This pair of pristine Quad II Jubilee amps are from the limited run of 600 pairs commemorating the 60th anniversary of the founding of Acoustical Manufacturing Ltd., in 1996. Of the 600 pair built, only a few were made with US voltage power transformers. This pair are for US voltage, 110-120vac. The QII Jubilee is also the final run of Quad II amps made in the UK. All production since has been Asian.
Aside from the richly-plated true gold case, internal parts were upgraded and precision-matched and the power and output transformers are believed to be wound to a higher standard, with higher grade steel cores. Having had regular production UK Quad IIs, I can say directly, these sound better, delivering more transparency, speed and heft than the original.
Now, if you do some searching you may come across from '96 or '97 where that slights their sound over the original, for being too modern. In retrospect, I believe there are three reasons for this. First is that given the production year, 1996, was before the explosion of quality audio tubes from China, and during a difficult era in Russian production, and after the last of the western producers ceased production, the Jubilee was shipped with a quad of Chinese power tubes labeled as KT66, but neither the glass nor the internal structure resembled any KT66 tubes made up to that point. Examining that tube shows it to be more like a KT100 structure. In any case, the original tubes sounded bright and a little hard. Next, the EF86 input/driver pair were then-contemporary Russian. And the GZ34 rectifier was very inexpensive Chinese. Third, I think the romance of the long-established Quad II amplifier established a bias for its vintage, less objective sound.
What a difference retubing these amps made! With either NOS KT66 or 6L6, or modern-production KT66, they regain the grace of the original sound, but bring better bass, more slam and spatial projection. There's near-SET midrange-magic. I've long contended that the Quad II amps are the most SET-like push-pull amps you can find.
The tubes complement supplied in this sale consists of:
- New matched quad of Tube Amp Doctor KT66, cryo'd;
- NOS Mullard Great Britain EF86, 2 matched pairs;
- 1 pr. matched JJ GZ34 rectifiers
I am including the JJ rectifiers because of the modern GZ34 tubes, it is the most "elastic" and musical. A NOS Mullard GZ34 sounds too tight. Another good modern GZ34 is the one in TheTubestore Preferred Series. For a bit more beauty, find a pair of NOS or near-new-test 5v4 rectifiers online. They are still plentiful. That's what I have used most of the time in these amps.
This pair of Quad II Jubilee have had an easy life. They have not been the main amp at any time for either of my systems but have been used enough to keep the power supply caps properly formed and maintained. They are super clean inside and out. Premium in every way, and rare. This pair have serial numbers 0009 & 0010. Output terminals are configured to the 8 ohms OPT tap on each. One little-known fact about the Quad II is that if you put a 16 Ohms speaker (like my Zu Druid 6) on the 8 Ohms-connected tap, the amp delivers the highest percentage of its power in Class A. I

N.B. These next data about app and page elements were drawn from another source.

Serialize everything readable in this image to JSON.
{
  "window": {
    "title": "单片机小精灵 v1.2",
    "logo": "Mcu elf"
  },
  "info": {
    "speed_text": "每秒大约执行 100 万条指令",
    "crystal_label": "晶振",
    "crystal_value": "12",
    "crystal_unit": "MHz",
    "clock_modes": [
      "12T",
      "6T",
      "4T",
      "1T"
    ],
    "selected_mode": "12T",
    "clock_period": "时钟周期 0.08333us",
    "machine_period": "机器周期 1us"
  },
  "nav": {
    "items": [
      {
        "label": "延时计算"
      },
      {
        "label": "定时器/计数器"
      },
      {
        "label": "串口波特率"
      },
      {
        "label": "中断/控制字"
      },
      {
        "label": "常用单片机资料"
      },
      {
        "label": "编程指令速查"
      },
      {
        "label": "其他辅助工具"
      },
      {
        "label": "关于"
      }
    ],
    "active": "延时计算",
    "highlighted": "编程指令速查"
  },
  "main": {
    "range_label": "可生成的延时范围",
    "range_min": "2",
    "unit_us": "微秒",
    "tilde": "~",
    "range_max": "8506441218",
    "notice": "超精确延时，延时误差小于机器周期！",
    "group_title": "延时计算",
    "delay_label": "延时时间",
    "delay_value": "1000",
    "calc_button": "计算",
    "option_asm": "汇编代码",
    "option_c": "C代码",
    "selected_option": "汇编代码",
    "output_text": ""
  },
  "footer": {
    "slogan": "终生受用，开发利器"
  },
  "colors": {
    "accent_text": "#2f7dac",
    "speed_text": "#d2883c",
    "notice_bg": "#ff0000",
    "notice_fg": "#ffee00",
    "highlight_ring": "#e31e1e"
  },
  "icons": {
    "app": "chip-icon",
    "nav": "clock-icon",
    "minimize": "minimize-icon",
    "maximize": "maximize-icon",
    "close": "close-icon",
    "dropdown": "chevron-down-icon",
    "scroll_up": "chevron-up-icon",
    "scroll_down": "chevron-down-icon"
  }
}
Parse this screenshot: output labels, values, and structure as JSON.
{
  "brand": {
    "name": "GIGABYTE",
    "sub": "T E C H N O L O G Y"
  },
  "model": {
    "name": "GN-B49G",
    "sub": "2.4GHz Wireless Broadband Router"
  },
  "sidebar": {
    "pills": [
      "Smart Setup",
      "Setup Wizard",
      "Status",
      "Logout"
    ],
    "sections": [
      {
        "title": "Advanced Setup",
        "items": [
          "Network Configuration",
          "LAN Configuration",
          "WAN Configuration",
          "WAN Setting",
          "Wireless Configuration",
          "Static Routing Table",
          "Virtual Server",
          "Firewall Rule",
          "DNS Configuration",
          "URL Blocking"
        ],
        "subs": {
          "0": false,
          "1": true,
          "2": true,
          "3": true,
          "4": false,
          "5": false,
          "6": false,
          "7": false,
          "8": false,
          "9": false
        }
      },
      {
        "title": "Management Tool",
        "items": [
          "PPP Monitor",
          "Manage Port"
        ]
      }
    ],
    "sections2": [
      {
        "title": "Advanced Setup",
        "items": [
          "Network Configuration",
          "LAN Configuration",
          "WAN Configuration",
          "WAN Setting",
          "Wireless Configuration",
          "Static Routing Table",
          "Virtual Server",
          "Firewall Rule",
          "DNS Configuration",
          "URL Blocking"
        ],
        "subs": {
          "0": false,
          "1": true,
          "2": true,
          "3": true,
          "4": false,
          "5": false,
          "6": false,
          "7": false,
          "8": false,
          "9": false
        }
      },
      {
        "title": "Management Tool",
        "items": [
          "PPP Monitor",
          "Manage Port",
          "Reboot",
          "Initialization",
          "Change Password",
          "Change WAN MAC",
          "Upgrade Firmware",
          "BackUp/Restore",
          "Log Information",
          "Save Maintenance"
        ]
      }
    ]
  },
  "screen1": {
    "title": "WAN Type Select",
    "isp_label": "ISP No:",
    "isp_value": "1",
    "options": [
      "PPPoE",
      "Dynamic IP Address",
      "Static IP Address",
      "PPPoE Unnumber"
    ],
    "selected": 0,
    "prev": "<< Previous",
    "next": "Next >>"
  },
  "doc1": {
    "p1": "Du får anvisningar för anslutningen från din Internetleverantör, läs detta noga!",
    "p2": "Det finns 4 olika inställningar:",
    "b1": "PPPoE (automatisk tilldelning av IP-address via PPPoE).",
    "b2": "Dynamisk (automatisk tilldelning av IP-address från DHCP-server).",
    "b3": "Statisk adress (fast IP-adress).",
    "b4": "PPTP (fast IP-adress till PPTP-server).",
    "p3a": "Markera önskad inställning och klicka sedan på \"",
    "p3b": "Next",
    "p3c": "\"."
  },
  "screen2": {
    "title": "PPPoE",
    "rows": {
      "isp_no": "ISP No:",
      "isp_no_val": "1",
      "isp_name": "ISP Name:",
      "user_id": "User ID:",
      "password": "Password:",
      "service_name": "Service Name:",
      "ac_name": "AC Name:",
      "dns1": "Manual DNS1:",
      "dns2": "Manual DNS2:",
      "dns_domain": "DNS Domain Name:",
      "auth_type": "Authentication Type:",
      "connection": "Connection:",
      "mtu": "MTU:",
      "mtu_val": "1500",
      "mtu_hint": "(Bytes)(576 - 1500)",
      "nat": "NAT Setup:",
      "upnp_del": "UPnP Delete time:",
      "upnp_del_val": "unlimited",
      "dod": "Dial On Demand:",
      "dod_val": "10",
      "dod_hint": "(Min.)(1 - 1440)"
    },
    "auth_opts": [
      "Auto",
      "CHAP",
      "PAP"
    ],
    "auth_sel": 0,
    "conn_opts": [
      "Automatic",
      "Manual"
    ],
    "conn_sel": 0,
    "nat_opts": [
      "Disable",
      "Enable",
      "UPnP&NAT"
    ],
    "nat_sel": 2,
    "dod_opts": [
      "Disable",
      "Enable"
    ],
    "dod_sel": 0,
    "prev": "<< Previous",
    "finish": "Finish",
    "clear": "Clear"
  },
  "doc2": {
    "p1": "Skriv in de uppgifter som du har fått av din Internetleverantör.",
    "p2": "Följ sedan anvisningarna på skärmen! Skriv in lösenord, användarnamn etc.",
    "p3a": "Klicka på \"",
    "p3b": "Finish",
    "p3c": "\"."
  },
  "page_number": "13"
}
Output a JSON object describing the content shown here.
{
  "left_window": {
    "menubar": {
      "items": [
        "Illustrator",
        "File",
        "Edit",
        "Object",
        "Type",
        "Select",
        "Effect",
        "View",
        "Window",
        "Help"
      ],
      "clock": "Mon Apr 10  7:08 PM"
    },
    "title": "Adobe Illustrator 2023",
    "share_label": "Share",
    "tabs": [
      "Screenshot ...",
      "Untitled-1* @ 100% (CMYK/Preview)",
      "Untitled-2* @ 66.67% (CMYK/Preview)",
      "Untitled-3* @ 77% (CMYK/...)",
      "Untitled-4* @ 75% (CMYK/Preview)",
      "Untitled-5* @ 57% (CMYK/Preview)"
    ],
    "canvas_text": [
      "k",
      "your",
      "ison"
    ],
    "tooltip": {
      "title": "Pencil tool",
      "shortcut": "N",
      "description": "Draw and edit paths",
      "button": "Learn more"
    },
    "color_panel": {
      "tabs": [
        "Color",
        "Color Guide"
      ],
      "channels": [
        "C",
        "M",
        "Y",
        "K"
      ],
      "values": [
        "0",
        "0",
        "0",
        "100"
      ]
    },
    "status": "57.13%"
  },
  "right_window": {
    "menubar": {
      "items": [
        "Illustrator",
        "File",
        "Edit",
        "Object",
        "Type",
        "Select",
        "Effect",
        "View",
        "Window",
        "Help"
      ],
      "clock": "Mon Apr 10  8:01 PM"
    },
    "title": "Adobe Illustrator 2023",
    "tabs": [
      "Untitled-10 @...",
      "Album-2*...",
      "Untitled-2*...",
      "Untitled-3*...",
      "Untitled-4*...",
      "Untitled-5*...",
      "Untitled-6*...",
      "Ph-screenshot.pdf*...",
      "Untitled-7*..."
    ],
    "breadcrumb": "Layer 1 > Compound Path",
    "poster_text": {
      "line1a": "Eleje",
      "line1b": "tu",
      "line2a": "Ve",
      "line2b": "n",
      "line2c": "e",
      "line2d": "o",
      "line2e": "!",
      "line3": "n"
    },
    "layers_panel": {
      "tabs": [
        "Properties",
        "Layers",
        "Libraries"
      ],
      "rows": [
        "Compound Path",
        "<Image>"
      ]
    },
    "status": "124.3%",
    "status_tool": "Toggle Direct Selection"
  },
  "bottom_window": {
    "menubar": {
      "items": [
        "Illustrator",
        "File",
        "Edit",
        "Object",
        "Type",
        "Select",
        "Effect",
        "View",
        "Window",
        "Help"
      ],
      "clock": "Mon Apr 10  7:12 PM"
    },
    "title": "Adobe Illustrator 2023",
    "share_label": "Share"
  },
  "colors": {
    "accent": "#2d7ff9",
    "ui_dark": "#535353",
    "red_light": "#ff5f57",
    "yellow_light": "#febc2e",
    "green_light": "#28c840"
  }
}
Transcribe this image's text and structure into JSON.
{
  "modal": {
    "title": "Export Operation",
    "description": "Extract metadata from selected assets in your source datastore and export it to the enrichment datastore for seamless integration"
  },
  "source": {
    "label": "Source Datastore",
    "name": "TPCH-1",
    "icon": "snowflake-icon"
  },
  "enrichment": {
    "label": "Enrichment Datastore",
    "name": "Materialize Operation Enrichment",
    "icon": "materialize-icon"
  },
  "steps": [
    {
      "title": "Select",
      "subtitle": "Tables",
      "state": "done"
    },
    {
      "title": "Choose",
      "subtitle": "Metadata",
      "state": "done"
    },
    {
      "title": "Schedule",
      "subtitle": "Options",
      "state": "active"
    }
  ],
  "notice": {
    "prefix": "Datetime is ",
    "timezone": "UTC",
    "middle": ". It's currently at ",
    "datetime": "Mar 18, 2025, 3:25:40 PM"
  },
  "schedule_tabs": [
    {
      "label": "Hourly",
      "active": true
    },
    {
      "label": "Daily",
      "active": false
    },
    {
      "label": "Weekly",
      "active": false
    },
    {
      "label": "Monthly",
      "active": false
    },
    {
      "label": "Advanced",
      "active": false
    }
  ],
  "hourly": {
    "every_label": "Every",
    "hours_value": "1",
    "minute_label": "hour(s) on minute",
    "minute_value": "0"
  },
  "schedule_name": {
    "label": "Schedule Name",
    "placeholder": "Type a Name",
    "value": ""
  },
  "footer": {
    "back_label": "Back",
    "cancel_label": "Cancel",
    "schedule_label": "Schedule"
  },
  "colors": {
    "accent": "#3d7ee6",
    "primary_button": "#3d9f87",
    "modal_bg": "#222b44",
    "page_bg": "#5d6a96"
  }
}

I bought these new around 2010 from a UK Quad dealer who found them NOS in his warehouse. I brought the power supply up softly via Variac and they have been completely trouble-free. I say they are in excellent condition but mint could be justified.
The black metal tube cages are included, which have never been mounted, along with the supplied white cotton gloves and yellow flannel amp dust covers. Also included are eight brass-points-tipped ebony cones for feet. I have attached the female cone receptors on the bottom of each amp so the cones can be inverted and stable on their flat surface. I put octal socket risers in the power tube positions so you can change power tubes by gripping them at the base rather than pulling on the glass. Original shipping materials. The tube cages and tubes will be shipped in a 2nd carton.
Original list price for a pair of these amps was GBP 6,000, which equated to USD 10,500 in 1996.